What is ammonium?
Ammonium, NH4, is a less toxic form of ammonia. When ammonia is present in your water, some of it will be deadly free ammonia, NH3, and some of it will be less toxic ammonium, NH4. The amount of each present depends on the pH and temperature of the water.
How do I interpret my ammonia test results?
Bizarrely, most of the test kit manufacturers omit some vital details from their test kit instructions, presumably to make things a little less confusing for the tester. For a start, all aquarium test kits measure the presence of something called Total Ammonia Nitrogen (TAN) and not solely ammonia, as you might think.
Total Ammonia Nitrogen is made up of ammonia and ammonium, and the proportion of each that is present in your water will depend on its temperature and its pH. To find the real ammonia level you need to use a special look up table, which again isn’t provided with most test kits, and compare the pH, temperature and TAN level to the figures on the chart.
What is a safe level for ammonia?
There’s no “safe” level, as the presence of any ammonia is cause for concern. You ought to try and find out why ammonia is present as soon as you find it, and then take measures to remove or dilute it as quickly as you can.
What should I do if I detect ammonia in my water?
How you tackle the problem depends on the cause. You may have to do a bit of detective work to find out what you’ve done wrong. But first undertake an immediate large water change. Make sure the new water is dechlorinated and of the same chemistry and temperature.
If ammonia continues to increase, monitor the tank closely with your test kits and do additional water changes to keep the levels low.

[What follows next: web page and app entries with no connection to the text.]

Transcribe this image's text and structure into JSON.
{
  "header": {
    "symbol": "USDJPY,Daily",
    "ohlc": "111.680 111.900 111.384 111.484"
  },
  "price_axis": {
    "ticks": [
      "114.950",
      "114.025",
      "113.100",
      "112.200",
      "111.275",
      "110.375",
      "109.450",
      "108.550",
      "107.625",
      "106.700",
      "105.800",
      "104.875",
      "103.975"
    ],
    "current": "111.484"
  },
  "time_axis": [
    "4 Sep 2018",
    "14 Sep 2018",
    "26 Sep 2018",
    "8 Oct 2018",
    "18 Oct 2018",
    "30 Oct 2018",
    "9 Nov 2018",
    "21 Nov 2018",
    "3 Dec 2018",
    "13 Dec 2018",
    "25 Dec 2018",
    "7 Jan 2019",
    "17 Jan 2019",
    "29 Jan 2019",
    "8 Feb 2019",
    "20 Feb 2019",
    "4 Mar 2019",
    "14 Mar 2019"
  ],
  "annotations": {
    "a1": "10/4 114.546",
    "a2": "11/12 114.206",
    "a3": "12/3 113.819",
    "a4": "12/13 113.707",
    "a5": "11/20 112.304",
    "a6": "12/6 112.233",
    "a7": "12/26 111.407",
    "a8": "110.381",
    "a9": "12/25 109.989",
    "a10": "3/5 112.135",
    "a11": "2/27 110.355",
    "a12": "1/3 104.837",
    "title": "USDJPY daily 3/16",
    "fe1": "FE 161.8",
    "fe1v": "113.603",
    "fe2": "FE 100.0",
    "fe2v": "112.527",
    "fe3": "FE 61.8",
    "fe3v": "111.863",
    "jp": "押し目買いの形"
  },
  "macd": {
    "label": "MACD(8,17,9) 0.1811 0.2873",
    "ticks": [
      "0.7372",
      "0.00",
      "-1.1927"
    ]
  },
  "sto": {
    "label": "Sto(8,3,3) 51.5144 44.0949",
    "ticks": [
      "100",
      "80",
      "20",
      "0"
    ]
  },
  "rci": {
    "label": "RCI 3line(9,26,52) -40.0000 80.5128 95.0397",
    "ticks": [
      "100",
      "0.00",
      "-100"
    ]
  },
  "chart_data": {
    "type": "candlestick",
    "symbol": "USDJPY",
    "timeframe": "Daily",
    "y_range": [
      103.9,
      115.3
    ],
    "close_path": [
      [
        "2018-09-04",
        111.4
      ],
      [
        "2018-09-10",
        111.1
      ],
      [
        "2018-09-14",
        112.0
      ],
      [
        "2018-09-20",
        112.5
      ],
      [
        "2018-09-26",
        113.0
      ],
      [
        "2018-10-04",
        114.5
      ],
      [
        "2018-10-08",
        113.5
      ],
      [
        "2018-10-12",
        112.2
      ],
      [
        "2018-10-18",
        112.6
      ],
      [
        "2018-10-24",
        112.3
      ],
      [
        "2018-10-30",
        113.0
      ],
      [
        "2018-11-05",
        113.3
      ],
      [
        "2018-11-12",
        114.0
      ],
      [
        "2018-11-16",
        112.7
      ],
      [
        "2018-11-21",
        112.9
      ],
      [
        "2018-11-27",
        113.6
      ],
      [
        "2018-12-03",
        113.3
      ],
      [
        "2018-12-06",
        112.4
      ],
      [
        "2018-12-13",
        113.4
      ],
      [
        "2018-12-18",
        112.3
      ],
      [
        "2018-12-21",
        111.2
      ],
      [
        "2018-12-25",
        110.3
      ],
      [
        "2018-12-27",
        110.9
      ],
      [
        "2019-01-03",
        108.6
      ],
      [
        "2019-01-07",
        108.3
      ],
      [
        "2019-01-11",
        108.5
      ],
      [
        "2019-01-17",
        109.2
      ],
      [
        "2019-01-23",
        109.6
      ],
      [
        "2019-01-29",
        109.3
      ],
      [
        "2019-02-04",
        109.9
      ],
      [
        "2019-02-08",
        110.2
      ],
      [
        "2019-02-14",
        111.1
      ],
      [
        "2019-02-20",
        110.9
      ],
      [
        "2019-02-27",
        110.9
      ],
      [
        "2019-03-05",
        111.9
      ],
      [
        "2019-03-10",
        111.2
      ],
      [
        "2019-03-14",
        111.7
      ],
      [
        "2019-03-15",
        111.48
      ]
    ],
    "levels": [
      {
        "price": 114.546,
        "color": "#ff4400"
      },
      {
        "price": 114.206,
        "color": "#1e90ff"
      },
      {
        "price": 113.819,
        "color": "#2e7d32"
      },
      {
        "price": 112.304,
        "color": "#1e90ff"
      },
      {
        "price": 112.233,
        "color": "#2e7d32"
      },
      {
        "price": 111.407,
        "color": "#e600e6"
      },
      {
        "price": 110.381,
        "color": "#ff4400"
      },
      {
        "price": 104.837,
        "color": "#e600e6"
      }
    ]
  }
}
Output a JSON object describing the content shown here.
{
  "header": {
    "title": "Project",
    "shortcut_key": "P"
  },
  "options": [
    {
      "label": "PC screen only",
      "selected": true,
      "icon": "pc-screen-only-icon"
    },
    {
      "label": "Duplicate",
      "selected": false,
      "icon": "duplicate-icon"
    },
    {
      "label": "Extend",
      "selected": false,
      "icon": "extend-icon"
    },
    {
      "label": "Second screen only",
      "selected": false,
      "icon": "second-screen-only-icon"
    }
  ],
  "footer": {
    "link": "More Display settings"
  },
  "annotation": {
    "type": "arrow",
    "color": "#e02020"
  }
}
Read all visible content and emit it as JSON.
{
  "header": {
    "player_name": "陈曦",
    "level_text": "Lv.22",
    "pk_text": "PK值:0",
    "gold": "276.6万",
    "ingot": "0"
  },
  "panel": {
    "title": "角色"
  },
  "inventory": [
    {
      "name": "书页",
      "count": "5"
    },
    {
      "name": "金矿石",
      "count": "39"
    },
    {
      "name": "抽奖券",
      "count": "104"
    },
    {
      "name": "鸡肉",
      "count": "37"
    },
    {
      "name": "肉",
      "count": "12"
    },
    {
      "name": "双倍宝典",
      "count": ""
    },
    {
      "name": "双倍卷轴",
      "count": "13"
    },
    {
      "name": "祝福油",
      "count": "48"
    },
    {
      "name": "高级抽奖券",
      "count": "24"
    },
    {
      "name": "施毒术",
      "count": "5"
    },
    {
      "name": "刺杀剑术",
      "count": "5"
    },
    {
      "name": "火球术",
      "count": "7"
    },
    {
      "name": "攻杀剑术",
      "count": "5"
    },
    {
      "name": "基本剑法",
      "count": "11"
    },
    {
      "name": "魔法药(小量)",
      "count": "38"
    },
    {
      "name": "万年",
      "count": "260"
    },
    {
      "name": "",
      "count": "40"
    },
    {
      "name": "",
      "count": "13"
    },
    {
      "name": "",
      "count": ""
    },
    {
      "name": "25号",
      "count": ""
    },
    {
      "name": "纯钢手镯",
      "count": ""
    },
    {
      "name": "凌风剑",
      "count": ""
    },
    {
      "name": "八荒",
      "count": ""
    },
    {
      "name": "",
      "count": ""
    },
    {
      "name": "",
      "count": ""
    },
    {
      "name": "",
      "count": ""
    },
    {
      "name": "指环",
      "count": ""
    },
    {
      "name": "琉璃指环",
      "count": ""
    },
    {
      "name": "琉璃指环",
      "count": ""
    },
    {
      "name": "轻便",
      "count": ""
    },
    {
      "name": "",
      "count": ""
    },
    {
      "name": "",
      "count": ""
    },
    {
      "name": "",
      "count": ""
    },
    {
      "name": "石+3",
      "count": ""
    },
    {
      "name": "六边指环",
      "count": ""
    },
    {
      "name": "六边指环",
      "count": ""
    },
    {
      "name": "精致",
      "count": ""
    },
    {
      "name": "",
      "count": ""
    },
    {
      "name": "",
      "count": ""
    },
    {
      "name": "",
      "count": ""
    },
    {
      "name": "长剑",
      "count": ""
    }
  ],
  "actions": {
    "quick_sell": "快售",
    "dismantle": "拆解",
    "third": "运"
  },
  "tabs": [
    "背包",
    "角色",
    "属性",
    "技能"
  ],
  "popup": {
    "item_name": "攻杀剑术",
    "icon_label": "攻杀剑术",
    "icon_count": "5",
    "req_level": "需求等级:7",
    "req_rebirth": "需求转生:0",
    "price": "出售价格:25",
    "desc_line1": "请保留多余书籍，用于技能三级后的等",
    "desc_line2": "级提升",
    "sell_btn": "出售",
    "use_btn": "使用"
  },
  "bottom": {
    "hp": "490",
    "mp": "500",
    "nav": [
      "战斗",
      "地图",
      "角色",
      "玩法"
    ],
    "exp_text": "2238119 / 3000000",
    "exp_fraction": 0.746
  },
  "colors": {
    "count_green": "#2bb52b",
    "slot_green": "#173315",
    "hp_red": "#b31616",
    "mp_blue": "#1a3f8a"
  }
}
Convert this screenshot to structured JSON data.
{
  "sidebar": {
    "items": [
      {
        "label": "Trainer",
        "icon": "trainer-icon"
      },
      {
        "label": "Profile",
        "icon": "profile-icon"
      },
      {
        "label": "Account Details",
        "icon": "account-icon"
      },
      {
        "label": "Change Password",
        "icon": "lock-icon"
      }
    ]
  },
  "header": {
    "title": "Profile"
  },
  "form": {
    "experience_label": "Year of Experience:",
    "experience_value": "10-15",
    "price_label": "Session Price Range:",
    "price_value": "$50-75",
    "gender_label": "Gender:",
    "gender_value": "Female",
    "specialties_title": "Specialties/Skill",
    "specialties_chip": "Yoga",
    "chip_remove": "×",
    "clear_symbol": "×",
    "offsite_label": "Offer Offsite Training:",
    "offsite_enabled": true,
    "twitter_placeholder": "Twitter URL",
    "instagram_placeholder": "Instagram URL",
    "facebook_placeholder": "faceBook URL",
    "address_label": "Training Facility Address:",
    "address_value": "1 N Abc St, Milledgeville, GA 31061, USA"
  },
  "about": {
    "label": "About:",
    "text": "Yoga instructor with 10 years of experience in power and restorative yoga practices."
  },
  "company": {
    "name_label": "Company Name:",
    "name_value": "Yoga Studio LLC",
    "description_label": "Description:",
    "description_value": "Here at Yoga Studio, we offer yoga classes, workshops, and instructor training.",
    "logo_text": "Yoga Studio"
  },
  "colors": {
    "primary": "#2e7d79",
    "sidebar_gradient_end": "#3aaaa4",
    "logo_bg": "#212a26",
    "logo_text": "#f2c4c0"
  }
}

Nitrite levels may also rise following an ammonia problem, so be ready to dose your aquarium or pond with salt (at about 1-3g per litre) to reduce its toxicity to your fish.
It helps considerably if you can add something to the water, or the filter to remove or neutralise ammonia.
How do I make ammonia less toxic?
The quickest thing to do is to conduct a large partial water change and top up with dechlorinated water. A lot of people might tell you that you should be careful not to change too much water when you do this, advising perhaps just 35%, to avoid upsetting the fish. My personal opinion is to ignore this. If ammonia is present at a toxic level you need to get rid of it fast. I wouldn’t have any concerns about changing 50% or more of the water to sort the problem out temporarily.
What is zeolite and why might it help me?
Zeolite is a natural crystalline mineral (hydrated aluminosilicate), formed millions of years ago when volcanic ashes were deposited on the floors of alkaline lakes.
The one we use, clinoptilolite, is one of over 40 different zeolites. It can remove certain ions from the water, such as ammonium, phosphate and calcium, via two processes: adsorption and ion exchange.
In ion exchange, ammonium and other ions are taken in and exchanged for sodium from the zeolite, and locked away safely. When it’s full, you remove it from the tank or pond and soak it in saltwater. Ammonium and other ions are swapped back for the sodium in the salt, and after a rinse it’s used again.
It also removes the same ions by adsorption, but this can result in some of the ions, including ammonium, being released back into the water at a later date. So zeolite won’t last forever and can only be recharged and remain effective so many times.
It’s an effective solution in emergency ammonia situations, but keep testing and making water changes, because it’s not removing the free ammonia, just the ammonium. You may need to recharge it daily, so buy two bags and recharge alternatively.
It’s less effective with increasing pH and hardness, and won’t work in water that contains salt. Bulk zeolite for pond use can be picked up very cheaply, often for as little as 10-15 for 10 l.
This article is from the Practical Fishkeeping website archives.